Though consumers may have a certain available amount on their credit card debt limits, that doesn’t mean they should make use of it all.
In a recent column for the Los Angeles Times, Liz Pulliam Weston responded to a reader who had their one of their accounts closed because they were close to their credit card debt limit. Being upset, the reader wanted to know to whom they could make a complaint about the closed account.
Though Pulliam Weston listed a number of organizations the reader might try, what she also noted was that it is important for consumers to keep the percentage of their credit usage low. People who are closer to their limits may appear to be riskier clients to credit card companies.
“People who use most of their available credit are statistically more likely to default,” Pulliam Weston said. “That’s why it’s prudent to use as little of your credit as possible – less than 30 percent of each limit is good; less than 10 percent is better.”
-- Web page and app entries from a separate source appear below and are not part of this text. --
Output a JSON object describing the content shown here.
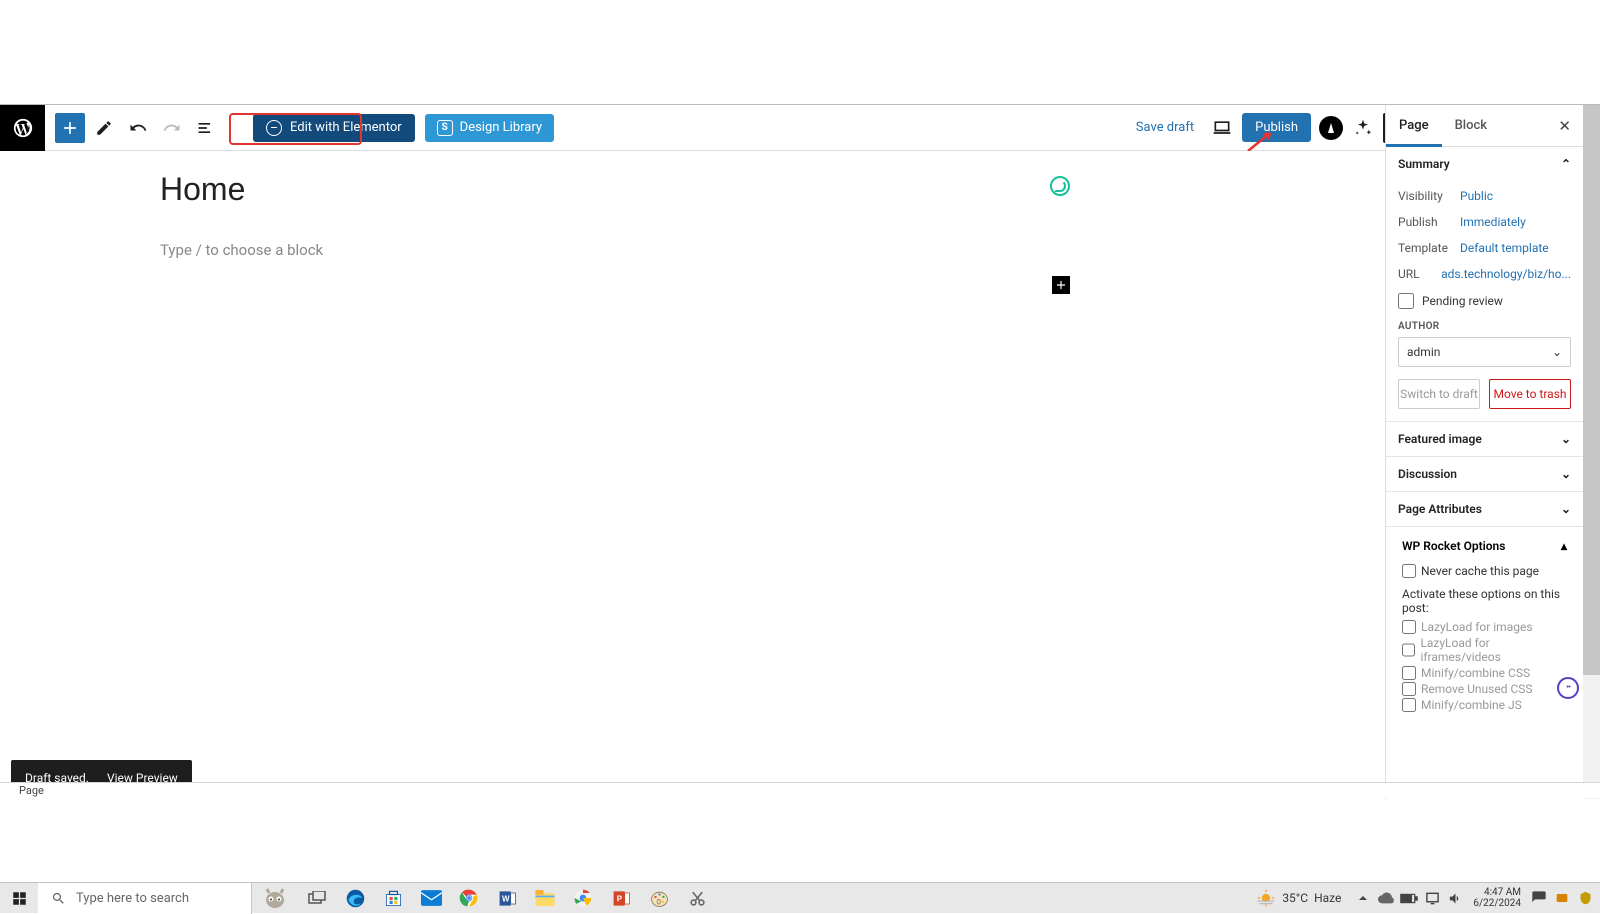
{
  "toolbar": {
    "edit_elementor_label": "Edit with Elementor",
    "design_library_label": "Design Library",
    "save_draft_label": "Save draft",
    "publish_label": "Publish"
  },
  "editor": {
    "title_value": "Home",
    "block_placeholder": "Type / to choose a block"
  },
  "sidebar": {
    "tabs": {
      "page": "Page",
      "block": "Block"
    },
    "summary_label": "Summary",
    "visibility": {
      "label": "Visibility",
      "value": "Public"
    },
    "publish": {
      "label": "Publish",
      "value": "Immediately"
    },
    "template": {
      "label": "Template",
      "value": "Default template"
    },
    "url": {
      "label": "URL",
      "value": "ads.technology/biz/ho..."
    },
    "pending_review_label": "Pending review",
    "author_label": "AUTHOR",
    "author_value": "admin",
    "switch_draft_label": "Switch to draft",
    "move_trash_label": "Move to trash",
    "featured_image_label": "Featured image",
    "discussion_label": "Discussion",
    "page_attributes_label": "Page Attributes",
    "rocket": {
      "title": "WP Rocket Options",
      "never_cache": "Never cache this page",
      "activate_text": "Activate these options on this post:",
      "opts": [
        "LazyLoad for images",
        "LazyLoad for iframes/videos",
        "Minify/combine CSS",
        "Remove Unused CSS",
        "Minify/combine JS"
      ]
    }
  },
  "toast": {
    "saved": "Draft saved.",
    "preview": "View Preview"
  },
  "statusbar": {
    "text": "Page"
  },
  "taskbar": {
    "search_placeholder": "Type here to search",
    "weather_temp": "35°C",
    "weather_cond": "Haze",
    "time": "4:47 AM",
    "date": "6/22/2024"
  }
}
Recent numbers from the Federal Reserve show that more people may be pulling back on using credit cards. According to the Fed, the annual rate of revolving consumer credit – a large portion of which is credit card debt – fell by 8 percent during July.